Figures published by the Daily Mail after a Freedom of Information request show that over a third (37%) of the dentists struck off over the last three years qualified elsewhere in Europe, whilst dentists from abroad make up only 16% of the dental workforce in the UK.
The Daily Mail claims experts have pointed to the language barrier as a reason for more dentists being struck off from Europe, with the EU preventing checks on their ability to speak English.
‘We are committed to ensuring that only those dental professionals who demonstrate the necessary knowledge of the English language are able to treat patients in the UK,’ Ian Brack, interim chief executive of the General Dental Council (GDC), said.
The GDC has received new powers to check the English language competence of any new dentist before they can practise.
Powers to check dentists’ and dental care professionals’ language skills came into force on the 1 April, meaning all applicants will now need to give evidence of their ability to communicate effectively in spoken and written English before being allowed onto the GDC’s register.
However, dental professionals who qualify in a country where English is the first or native language won’t routinely need to show any evidence about their knowledge of English.
‘Our standards make it very clear that written and spoken English must be of a standard that enables them to be able to communicate effectively with patients,’ Ian Brack continued.
‘We now have new powers to check the English language competency of any new dentist or dental care professional before they are allowed patient contact.
‘If they do not demonstrate the necessary competence, they will not be registered.
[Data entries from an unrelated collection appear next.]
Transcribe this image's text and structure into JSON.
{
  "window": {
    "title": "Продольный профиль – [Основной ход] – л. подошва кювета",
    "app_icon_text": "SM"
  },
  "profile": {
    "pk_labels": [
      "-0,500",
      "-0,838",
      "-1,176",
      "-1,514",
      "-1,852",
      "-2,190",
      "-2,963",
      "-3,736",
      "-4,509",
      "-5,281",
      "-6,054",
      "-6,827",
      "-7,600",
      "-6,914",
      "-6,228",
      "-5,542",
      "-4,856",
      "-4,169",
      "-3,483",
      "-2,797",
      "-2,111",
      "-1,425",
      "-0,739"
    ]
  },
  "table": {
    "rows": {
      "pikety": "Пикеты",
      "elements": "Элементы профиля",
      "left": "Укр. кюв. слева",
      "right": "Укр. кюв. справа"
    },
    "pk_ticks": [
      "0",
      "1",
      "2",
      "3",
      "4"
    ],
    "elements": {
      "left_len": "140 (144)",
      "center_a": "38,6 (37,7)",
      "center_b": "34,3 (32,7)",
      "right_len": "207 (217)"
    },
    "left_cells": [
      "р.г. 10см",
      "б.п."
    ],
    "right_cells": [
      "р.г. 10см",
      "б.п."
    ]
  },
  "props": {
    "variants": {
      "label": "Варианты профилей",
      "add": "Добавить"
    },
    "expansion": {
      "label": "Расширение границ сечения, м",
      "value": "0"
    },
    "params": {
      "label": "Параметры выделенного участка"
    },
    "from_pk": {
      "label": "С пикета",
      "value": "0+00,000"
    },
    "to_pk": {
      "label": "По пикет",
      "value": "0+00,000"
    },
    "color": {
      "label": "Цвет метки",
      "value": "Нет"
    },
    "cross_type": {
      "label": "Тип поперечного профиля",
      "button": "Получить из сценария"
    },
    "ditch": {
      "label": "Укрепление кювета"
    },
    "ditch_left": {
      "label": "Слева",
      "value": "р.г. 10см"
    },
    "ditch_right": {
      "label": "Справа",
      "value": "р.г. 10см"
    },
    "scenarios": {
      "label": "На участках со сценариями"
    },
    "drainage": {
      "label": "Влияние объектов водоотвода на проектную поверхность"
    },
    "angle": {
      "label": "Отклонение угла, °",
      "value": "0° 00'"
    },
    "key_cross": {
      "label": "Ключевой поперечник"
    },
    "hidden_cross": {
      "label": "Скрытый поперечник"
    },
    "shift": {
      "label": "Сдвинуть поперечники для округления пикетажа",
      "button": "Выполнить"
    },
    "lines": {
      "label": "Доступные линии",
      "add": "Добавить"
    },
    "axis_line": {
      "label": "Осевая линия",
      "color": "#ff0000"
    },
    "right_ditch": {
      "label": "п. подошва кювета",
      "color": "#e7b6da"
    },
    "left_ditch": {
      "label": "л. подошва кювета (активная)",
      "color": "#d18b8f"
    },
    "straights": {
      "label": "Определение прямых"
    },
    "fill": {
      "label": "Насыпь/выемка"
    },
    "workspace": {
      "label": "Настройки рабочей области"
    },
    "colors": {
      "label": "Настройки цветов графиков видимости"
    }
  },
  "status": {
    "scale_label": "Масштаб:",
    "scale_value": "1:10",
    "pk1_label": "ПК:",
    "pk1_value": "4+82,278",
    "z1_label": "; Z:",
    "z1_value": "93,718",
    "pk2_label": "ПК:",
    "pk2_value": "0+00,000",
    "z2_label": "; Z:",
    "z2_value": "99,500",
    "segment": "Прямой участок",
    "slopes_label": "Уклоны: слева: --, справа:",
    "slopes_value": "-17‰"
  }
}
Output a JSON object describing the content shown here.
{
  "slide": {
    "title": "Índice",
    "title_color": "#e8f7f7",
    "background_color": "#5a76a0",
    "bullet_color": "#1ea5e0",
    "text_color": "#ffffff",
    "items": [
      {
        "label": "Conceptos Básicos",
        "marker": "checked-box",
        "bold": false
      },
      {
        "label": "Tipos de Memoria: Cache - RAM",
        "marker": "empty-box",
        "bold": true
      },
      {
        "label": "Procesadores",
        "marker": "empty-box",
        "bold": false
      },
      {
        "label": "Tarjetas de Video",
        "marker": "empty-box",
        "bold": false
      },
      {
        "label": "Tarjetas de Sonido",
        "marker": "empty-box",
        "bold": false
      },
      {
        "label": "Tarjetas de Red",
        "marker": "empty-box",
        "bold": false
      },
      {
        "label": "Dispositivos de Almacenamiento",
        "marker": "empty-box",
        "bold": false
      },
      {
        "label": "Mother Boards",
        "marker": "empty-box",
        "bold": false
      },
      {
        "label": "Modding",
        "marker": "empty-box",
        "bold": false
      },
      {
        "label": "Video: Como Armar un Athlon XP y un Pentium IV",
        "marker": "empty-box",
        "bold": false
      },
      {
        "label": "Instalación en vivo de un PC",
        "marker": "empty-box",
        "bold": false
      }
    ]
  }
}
‘This change will help to assure the public the treatment they receive is provided by a qualified and trained dental professional who has sufficient knowledge of the English language to practise in the UK.’